## Interface dataset entries
Content starts

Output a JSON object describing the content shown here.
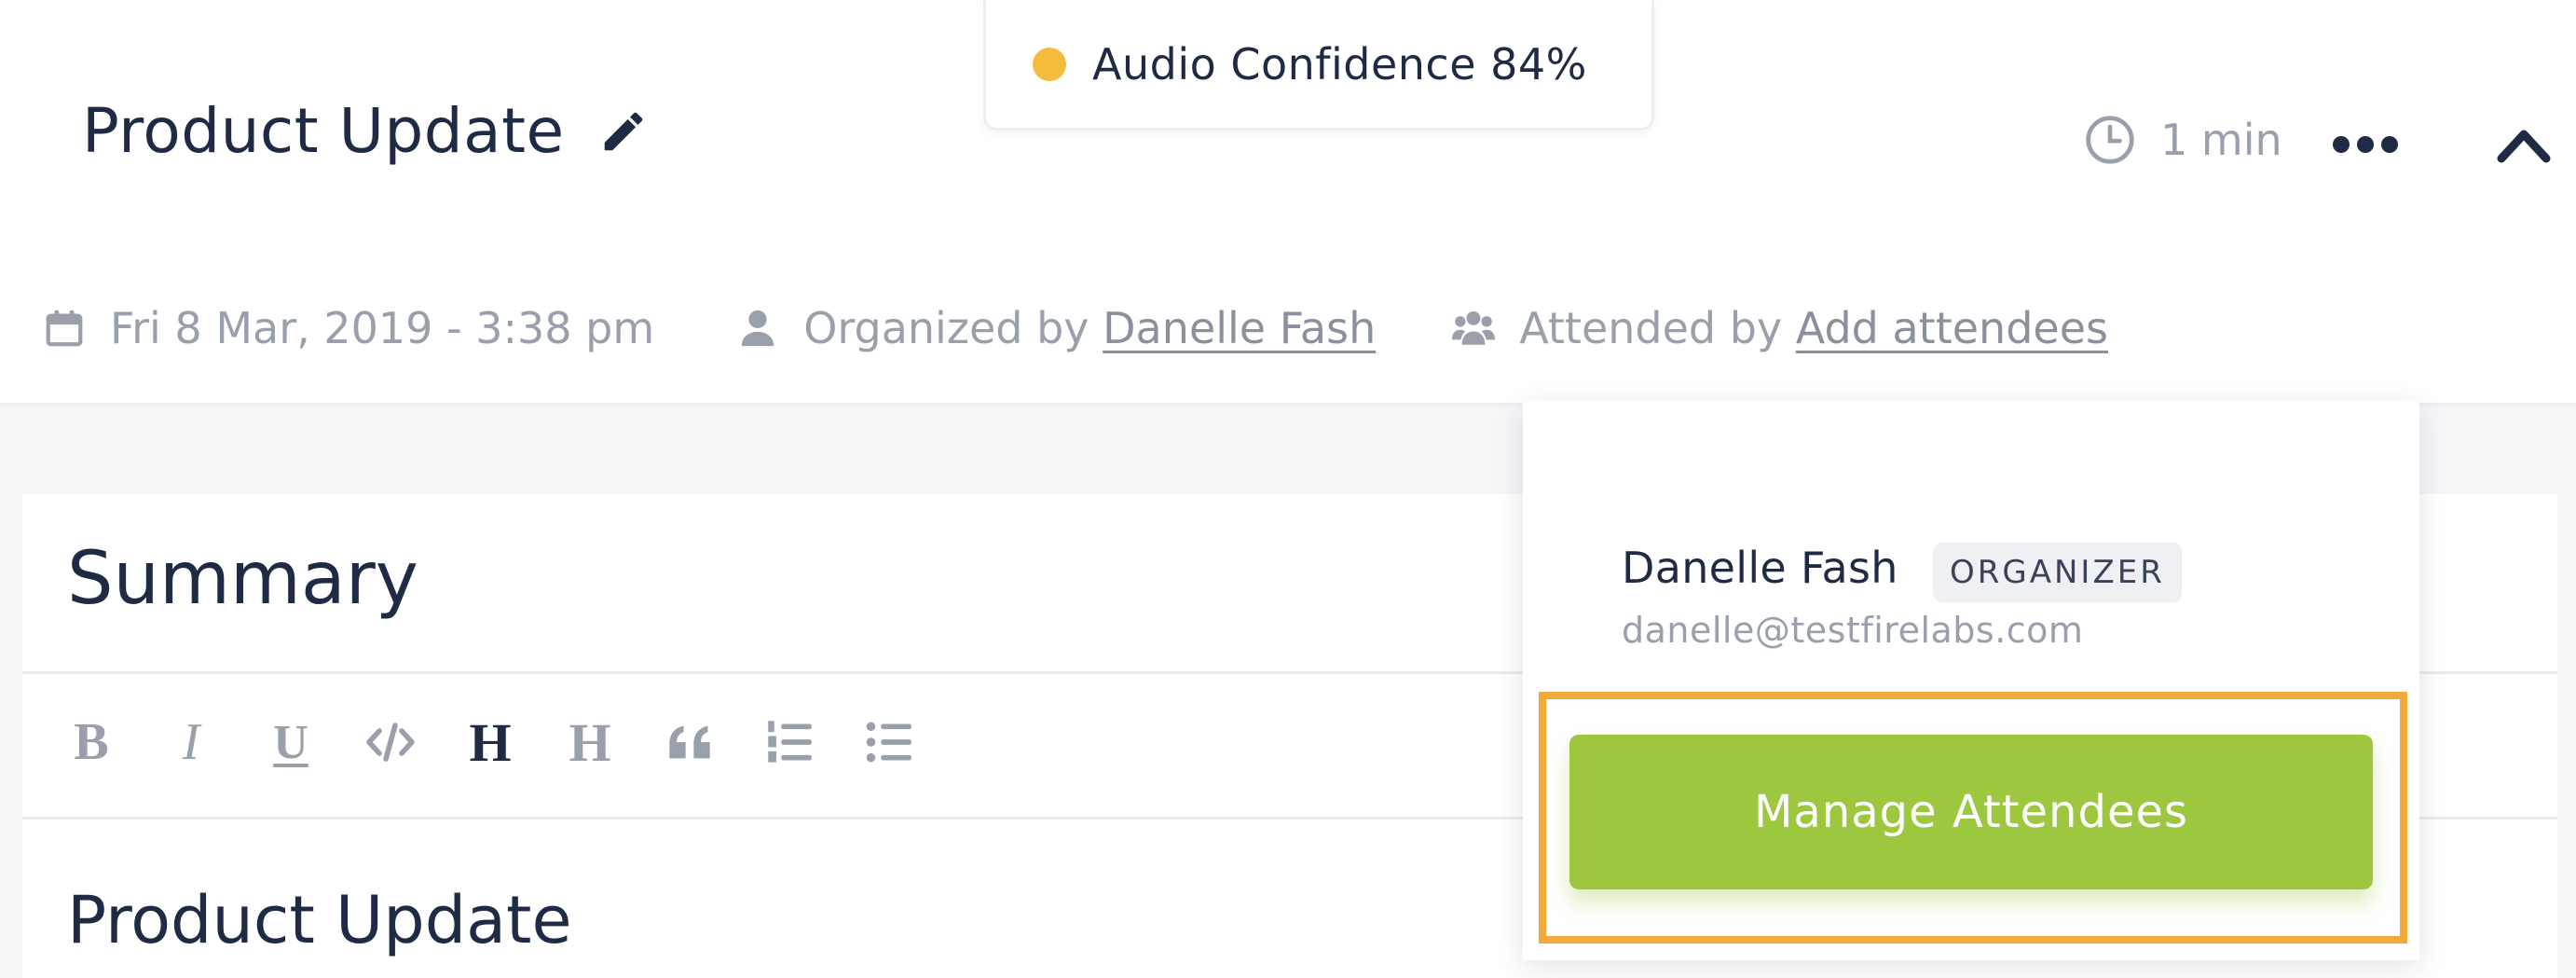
{
  "meeting": {
    "title": "Product Update",
    "duration": "1 min",
    "date": "Fri 8 Mar, 2019 - 3:38 pm",
    "organized_prefix": "Organized by",
    "organizer_name": "Danelle Fash",
    "attended_prefix": "Attended by",
    "add_attendees_link": "Add attendees"
  },
  "audio_confidence": {
    "label": "Audio Confidence 84%",
    "value_percent": 84,
    "dot_color": "#f5bb3c"
  },
  "summary": {
    "title": "Summary",
    "toolbar": {
      "bold": "B",
      "italic": "I",
      "underline": "U",
      "heading_primary": "H",
      "heading_secondary": "H",
      "active_tool": "heading_primary"
    },
    "content_heading": "Product Update"
  },
  "attendees_popover": {
    "attendee": {
      "name": "Danelle Fash",
      "role_badge": "ORGANIZER",
      "email": "danelle@testfirelabs.com"
    },
    "manage_button": "Manage Attendees"
  },
  "icons": {
    "edit": "pencil-icon",
    "duration": "clock-icon",
    "more": "more-horizontal-icon",
    "collapse": "chevron-up-icon",
    "date": "calendar-icon",
    "organizer": "person-icon",
    "attendees": "people-group-icon",
    "code": "code-icon",
    "quote": "quote-icon",
    "ordered_list": "ordered-list-icon",
    "bullet_list": "bullet-list-icon"
  },
  "colors": {
    "text_primary": "#1f2a44",
    "text_muted": "#9aa0ab",
    "confidence_dot": "#f5bb3c",
    "manage_button_bg": "#9dc73f",
    "highlight_border": "#f2a93b"
  }
}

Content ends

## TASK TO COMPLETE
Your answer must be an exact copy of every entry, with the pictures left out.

## OUTPUT BELOW
Output a JSON object describing the content shown here.
{
  "meeting": {
    "title": "Product Update",
    "duration": "1 min",
    "date": "Fri 8 Mar, 2019 - 3:38 pm",
    "organized_prefix": "Organized by",
    "organizer_name": "Danelle Fash",
    "attended_prefix": "Attended by",
    "add_attendees_link": "Add attendees"
  },
  "audio_confidence": {
    "label": "Audio Confidence 84%",
    "value_percent": 84,
    "dot_color": "#f5bb3c"
  },
  "summary": {
    "title": "Summary",
    "toolbar": {
      "bold": "B",
      "italic": "I",
      "underline": "U",
      "heading_primary": "H",
      "heading_secondary": "H",
      "active_tool": "heading_primary"
    },
    "content_heading": "Product Update"
  },
  "attendees_popover": {
    "attendee": {
      "name": "Danelle Fash",
      "role_badge": "ORGANIZER",
      "email": "danelle@testfirelabs.com"
    },
    "manage_button": "Manage Attendees"
  },
  "icons": {
    "edit": "pencil-icon",
    "duration": "clock-icon",
    "more": "more-horizontal-icon",
    "collapse": "chevron-up-icon",
    "date": "calendar-icon",
    "organizer": "person-icon",
    "attendees": "people-group-icon",
    "code": "code-icon",
    "quote": "quote-icon",
    "ordered_list": "ordered-list-icon",
    "bullet_list": "bullet-list-icon"
  },
  "colors": {
    "text_primary": "#1f2a44",
    "text_muted": "#9aa0ab",
    "confidence_dot": "#f5bb3c",
    "manage_button_bg": "#9dc73f",
    "highlight_border": "#f2a93b"
  }
}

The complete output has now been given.